── DATA RECORDS ──

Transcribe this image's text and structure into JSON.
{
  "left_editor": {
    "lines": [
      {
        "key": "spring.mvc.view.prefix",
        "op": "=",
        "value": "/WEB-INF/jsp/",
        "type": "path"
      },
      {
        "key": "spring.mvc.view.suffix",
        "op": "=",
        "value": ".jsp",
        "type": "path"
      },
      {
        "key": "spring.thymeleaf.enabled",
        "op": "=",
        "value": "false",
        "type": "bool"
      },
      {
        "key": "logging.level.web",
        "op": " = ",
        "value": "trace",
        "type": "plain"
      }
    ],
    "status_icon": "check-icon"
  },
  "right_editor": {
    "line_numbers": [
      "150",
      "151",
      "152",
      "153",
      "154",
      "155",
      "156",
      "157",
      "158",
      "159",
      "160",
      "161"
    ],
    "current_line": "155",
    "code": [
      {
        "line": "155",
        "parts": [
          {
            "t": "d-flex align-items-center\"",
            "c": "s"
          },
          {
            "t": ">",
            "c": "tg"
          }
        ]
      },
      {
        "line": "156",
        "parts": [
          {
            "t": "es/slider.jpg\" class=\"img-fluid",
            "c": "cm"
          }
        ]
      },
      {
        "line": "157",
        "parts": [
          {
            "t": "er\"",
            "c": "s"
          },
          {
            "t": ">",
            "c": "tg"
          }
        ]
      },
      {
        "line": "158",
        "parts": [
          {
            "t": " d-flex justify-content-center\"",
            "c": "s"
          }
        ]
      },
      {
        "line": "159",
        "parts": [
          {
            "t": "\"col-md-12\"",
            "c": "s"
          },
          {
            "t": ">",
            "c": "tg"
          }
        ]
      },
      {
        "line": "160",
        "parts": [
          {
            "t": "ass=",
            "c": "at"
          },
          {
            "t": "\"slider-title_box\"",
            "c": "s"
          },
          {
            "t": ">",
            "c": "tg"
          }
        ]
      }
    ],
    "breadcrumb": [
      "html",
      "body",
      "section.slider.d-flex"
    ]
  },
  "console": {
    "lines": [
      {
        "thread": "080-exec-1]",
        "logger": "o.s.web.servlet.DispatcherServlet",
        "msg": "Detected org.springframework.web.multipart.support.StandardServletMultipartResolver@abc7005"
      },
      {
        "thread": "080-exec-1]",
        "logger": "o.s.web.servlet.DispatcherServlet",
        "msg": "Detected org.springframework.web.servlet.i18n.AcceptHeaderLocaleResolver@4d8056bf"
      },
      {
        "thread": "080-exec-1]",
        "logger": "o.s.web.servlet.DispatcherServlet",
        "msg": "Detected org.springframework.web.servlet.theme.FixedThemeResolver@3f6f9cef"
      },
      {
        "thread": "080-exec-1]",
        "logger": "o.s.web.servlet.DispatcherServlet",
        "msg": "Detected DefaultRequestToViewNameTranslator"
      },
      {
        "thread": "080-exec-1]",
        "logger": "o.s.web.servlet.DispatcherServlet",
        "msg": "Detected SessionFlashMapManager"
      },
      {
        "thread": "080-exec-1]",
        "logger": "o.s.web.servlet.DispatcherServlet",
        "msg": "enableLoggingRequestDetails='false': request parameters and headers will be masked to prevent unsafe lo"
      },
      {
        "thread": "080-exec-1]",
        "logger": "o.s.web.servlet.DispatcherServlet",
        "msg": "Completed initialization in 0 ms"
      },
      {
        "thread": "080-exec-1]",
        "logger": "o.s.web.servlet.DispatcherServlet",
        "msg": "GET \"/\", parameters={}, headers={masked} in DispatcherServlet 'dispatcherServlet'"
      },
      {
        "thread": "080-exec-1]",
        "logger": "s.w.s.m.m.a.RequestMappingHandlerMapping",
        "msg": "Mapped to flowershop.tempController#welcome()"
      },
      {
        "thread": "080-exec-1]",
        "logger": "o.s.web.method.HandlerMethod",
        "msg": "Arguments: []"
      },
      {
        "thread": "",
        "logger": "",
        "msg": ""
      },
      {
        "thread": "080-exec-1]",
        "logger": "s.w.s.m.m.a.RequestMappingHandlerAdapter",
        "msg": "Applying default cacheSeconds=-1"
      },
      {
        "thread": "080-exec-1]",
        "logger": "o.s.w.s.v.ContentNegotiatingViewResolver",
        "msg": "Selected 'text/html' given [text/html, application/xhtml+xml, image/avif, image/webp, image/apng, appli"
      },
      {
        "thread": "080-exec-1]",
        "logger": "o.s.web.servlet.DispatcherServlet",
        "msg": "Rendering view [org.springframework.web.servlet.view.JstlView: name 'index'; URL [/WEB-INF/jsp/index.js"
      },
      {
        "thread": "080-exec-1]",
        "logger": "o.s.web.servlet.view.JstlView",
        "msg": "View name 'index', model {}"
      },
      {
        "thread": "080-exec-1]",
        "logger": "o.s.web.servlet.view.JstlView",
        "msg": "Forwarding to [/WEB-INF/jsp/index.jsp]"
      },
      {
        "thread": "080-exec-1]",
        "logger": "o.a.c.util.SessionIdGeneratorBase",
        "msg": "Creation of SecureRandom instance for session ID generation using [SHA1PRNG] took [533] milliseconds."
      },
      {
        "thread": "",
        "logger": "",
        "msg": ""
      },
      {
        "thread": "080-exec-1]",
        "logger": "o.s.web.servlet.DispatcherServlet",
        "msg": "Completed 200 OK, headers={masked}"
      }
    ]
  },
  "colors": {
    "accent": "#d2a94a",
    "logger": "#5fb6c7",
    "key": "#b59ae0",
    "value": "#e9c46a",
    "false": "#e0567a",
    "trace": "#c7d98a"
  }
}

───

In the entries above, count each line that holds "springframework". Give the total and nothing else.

4